Aim of the task => Nothing but the lines from the one with "Decode this image" through the final line of the entries should appear in the answer, copied exactly and without pictures.

Saved data entries:

———

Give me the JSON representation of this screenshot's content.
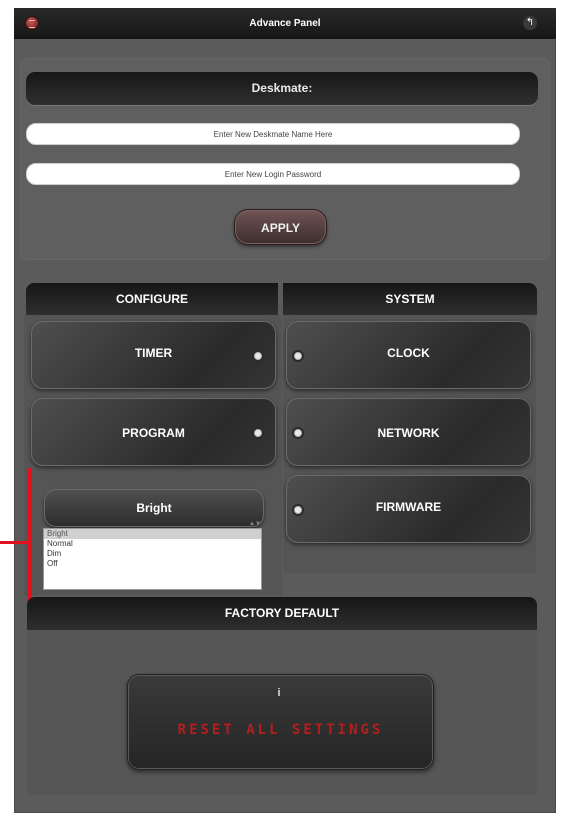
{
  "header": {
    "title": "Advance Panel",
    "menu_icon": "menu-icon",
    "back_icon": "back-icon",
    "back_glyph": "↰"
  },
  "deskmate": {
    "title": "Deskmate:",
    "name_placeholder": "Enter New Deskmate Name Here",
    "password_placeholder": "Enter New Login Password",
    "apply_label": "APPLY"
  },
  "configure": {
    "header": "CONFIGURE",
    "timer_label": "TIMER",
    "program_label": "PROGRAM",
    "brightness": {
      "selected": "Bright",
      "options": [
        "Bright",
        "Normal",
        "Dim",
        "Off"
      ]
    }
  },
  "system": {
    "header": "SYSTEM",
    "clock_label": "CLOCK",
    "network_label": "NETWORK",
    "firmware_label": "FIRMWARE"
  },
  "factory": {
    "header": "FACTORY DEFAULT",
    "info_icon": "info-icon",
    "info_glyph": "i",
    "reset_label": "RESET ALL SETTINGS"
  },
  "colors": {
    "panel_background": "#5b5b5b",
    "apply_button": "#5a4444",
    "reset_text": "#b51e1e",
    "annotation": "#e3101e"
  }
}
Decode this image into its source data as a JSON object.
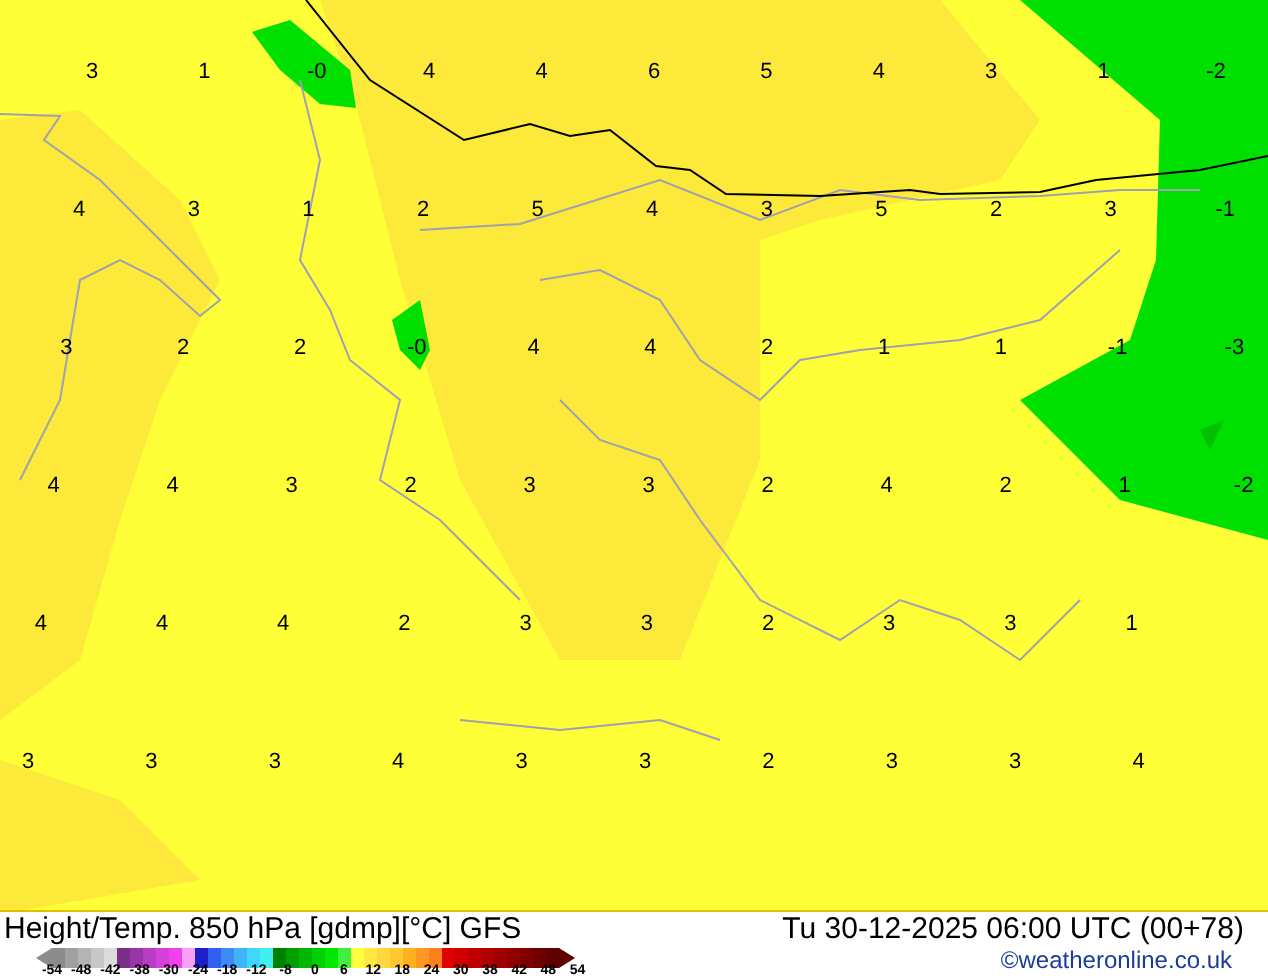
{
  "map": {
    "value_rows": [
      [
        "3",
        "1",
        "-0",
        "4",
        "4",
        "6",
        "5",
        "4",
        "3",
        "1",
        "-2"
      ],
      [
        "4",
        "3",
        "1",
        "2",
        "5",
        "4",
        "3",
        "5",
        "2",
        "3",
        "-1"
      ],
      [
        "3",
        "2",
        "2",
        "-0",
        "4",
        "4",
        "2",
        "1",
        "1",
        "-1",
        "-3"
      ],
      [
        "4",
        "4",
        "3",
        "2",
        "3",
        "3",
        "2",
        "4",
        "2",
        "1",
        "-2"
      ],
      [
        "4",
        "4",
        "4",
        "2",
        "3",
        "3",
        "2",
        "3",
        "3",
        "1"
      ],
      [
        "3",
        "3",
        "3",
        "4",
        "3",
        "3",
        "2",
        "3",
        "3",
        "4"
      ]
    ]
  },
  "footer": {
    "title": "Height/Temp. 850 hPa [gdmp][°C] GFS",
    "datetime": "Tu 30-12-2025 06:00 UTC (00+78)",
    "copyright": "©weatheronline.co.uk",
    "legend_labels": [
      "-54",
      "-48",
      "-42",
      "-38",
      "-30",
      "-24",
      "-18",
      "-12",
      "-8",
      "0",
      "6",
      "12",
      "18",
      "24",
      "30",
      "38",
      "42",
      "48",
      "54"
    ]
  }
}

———

Output =>
Decode this image into its source data as a JSON object.
{
  "map": {
    "value_rows": [
      [
        "3",
        "1",
        "-0",
        "4",
        "4",
        "6",
        "5",
        "4",
        "3",
        "1",
        "-2"
      ],
      [
        "4",
        "3",
        "1",
        "2",
        "5",
        "4",
        "3",
        "5",
        "2",
        "3",
        "-1"
      ],
      [
        "3",
        "2",
        "2",
        "-0",
        "4",
        "4",
        "2",
        "1",
        "1",
        "-1",
        "-3"
      ],
      [
        "4",
        "4",
        "3",
        "2",
        "3",
        "3",
        "2",
        "4",
        "2",
        "1",
        "-2"
      ],
      [
        "4",
        "4",
        "4",
        "2",
        "3",
        "3",
        "2",
        "3",
        "3",
        "1"
      ],
      [
        "3",
        "3",
        "3",
        "4",
        "3",
        "3",
        "2",
        "3",
        "3",
        "4"
      ]
    ]
  },
  "footer": {
    "title": "Height/Temp. 850 hPa [gdmp][°C] GFS",
    "datetime": "Tu 30-12-2025 06:00 UTC (00+78)",
    "copyright": "©weatheronline.co.uk",
    "legend_labels": [
      "-54",
      "-48",
      "-42",
      "-38",
      "-30",
      "-24",
      "-18",
      "-12",
      "-8",
      "0",
      "6",
      "12",
      "18",
      "24",
      "30",
      "38",
      "42",
      "48",
      "54"
    ]
  }
}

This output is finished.